Autopsy information provided the first image of the human coronary system. Their findings provided insight into the basic processes underlying chest pain and heart attack; identified collateral heart circulation; defined the anatomy of the diseased heart and the vascular changes of congestive heart failure and cardiogenic shock.
A special autopsy issue, three studies offer insight into how autopsy contributes to answers about the causes of sudden cardiac death, gathering information from implantable devices about time and cause of death as well as ways to improve heart function, and identifying the original cause of atherosclerosis fatty deposits that can clog arteries and lead to heart attack and stroke.
The first study suggests that molecular autopsy may provide answers regarding sudden unexplained death in the young and whether surviving family members are also at risk. They studied autopsy subjects with cardiac implantable electronic devices (CIEDs). These devices often store valuable downloadable information which is used to determine cause, mechanism and time of death more precisely than autopsy alone.
Cardiac Implanted Electronic Devices
The researchers collected and analyzed data from 151 cardiac implanted electronic devices 109 pacemakers, 35 defibrillators and seven implantable loop recorders—removed during 5,368 autopsies conducted from February 2012 to April 2017. Device and data analysis determined the time of death in 70% of these cases and clarified the cause of death in 60.8%. Also, device analysis in an important tool to detect potential CIED-related safety issues.
They took tissue samples harvested from 100 autopsies of young adults and used mass-spectrometry to identify early signs of "re-wiring" at a cellular level that appear to be the earliest sign of atherosclerosis.
Tests of the tissue samples detected changes in a handful of mitochondrial proteins considered the building blocks of tissue. Importantly all the changes occurred in protein networks believed to be markers for atherosclerosis.

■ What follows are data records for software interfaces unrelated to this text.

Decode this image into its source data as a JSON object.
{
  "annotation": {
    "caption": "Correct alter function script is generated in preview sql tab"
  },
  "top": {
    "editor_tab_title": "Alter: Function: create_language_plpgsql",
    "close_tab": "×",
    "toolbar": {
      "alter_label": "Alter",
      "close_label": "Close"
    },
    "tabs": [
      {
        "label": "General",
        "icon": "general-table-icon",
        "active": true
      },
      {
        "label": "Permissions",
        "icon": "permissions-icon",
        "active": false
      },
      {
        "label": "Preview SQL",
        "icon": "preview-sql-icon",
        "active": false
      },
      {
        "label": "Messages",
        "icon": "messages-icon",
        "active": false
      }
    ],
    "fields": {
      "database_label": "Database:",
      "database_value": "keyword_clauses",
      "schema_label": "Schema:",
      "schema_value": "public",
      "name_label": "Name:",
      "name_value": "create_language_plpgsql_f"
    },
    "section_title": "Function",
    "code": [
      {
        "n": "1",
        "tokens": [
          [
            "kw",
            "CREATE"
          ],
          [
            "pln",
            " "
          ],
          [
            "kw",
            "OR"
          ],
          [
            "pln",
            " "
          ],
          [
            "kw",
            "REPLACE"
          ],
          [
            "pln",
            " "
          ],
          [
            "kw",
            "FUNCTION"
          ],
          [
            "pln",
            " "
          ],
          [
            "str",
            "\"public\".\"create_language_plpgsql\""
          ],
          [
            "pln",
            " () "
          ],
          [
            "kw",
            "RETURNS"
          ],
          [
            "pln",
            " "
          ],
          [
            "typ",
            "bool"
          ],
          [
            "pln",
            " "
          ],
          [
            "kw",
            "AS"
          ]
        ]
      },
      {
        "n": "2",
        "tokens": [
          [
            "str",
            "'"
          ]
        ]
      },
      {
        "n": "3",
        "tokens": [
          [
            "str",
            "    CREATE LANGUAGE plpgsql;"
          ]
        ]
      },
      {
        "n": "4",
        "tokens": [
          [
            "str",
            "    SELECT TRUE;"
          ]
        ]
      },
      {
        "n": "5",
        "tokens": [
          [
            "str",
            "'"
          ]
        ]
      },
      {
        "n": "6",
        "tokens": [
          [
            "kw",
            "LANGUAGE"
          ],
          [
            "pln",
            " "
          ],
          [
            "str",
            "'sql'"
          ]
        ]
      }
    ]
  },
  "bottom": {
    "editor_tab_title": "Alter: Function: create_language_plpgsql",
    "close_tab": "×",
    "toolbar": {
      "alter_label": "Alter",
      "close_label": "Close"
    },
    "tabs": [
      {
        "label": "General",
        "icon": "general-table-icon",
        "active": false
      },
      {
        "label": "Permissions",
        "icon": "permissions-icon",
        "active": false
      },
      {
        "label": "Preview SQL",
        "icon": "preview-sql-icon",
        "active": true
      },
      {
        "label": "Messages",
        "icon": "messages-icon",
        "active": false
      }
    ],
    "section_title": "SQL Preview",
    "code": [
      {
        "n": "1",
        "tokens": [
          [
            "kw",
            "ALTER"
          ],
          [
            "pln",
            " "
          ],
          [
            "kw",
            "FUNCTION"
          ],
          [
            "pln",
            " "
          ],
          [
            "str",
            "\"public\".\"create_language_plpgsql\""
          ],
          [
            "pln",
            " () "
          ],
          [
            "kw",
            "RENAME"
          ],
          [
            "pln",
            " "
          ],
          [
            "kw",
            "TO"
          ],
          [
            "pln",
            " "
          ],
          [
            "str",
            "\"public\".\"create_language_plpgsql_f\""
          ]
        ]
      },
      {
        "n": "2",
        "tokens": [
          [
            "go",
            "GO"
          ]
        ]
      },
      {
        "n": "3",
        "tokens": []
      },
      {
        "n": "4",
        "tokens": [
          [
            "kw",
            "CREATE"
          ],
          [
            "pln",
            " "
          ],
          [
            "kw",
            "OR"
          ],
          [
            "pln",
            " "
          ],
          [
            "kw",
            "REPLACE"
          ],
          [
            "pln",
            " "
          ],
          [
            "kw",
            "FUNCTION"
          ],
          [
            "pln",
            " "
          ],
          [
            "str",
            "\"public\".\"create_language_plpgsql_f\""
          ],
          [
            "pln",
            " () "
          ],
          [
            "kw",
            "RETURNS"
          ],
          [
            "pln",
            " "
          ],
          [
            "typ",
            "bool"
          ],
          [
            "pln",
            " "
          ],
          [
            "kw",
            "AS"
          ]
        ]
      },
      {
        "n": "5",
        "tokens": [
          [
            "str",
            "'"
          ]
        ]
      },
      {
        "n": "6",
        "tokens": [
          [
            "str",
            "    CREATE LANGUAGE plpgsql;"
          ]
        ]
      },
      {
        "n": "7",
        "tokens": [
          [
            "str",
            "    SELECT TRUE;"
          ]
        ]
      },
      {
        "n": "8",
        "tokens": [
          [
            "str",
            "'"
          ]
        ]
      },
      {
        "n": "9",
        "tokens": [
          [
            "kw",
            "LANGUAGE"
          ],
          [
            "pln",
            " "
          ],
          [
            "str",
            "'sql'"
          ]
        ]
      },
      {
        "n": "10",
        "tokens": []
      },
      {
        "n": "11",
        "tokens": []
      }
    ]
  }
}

A role of an autopsy can play in the American Heart Association's One Brave Idea initiative, which is intended as a multipronged campaign to identify the cause of heart disease and identify strategies to prevent it.